A debate, of sorts, is opening up on nationalisation in the Labour leadership election. Support for public ownership - or not - is an indication of which class interests a party serves - workers or bosses.
The Socialist Party welcomed the pledges to renationalise rail, the water companies, Royal Mail, the energy companies and BT Openreach in Jeremy Corbyn's general election anti-austerity manifesto.
But we also said that it is necessary to go further still - to take the main levers of the economy out of the hands of the billionaires and place them into the hands of the working-class majority - in order to democratically plan production in the interests of all.
Voters polled in December 2019 were six percentage points more likely to support railway and water nationalisation than they were at the 2017 election. The same poll found that support for nationalising bus companies is up nine points. Support for public ownership is even higher among young people.
A spokesperson for the right-wing frontrunner Keir Starmer said: "Keir supports expanding common ownership, whether by outright nationalisation or by other forms such as municipals, community organisations or co-operatives: all of which mean services are run for the public, not for shareholders."
Another right-wing candidate, Lisa Nandy, backs rail nationalisation (who doesn't?) but opposes public ownership of energy. Rebecca Long-Bailey on the other hand says she supports the Labour Party manifesto.

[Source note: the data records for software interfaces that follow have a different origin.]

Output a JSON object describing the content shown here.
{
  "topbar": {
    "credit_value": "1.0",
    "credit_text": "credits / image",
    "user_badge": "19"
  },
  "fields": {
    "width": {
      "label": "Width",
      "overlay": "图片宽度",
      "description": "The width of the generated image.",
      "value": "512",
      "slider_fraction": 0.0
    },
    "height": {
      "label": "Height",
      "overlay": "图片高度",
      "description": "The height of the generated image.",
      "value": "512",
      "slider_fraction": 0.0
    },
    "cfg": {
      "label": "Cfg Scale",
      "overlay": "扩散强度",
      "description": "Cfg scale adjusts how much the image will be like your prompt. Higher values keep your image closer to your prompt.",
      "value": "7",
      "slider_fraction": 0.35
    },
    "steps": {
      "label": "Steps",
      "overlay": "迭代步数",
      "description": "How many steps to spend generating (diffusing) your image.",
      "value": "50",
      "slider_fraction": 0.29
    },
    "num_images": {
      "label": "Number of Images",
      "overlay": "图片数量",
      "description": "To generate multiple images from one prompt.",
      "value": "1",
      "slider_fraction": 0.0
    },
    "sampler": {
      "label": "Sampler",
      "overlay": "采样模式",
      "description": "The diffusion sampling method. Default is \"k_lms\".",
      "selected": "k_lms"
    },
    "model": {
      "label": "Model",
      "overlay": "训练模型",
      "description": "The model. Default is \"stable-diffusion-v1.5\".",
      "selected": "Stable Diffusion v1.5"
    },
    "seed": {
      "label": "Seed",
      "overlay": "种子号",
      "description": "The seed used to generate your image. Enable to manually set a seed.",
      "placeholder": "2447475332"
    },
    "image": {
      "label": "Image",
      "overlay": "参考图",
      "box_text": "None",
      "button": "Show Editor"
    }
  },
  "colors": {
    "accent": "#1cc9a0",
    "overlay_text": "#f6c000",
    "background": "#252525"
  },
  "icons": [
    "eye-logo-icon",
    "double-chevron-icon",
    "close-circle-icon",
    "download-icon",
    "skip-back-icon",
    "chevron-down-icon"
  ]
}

There may be circumstances where genuine workers' cooperatives can play a positive role - but Starmer is attempting to blur the lines on what nationalisation is about.
Publicly owned companies should be run not "for the public" under "common ownership" but under democratic workers' control and management, based on elected committees of service users and representatives of the trade union movement in each workplace, the trade unions nationally, and a government representing working-class interests as a whole.
Compensation should be paid to small shareholders and pension schemes on the basis of proven need. Elected committees, accountable to the working class, could make the call.
To solve the problems faced by both people and the environment requires more than just removing the profit motive from those parts of the economy where it's clear privatisation has failed - it means removing the grip of big business from society altogether.
Recent figures put it clearly. While austerity has seen wages stagnate over the last decade, the amount paid to shareholders by the UK's largest companies listed in the Ftse 100 has doubled. It reached a record £110 billion last year! Since 2011, another £20 billion a year has been spent by companies on share buybacks in the UK.
Nationalisation of the top 150 companies and banks that dominate the economy would provide the basis to begin democratically planning production, and the use of resources properly, without interference from the 0.1%.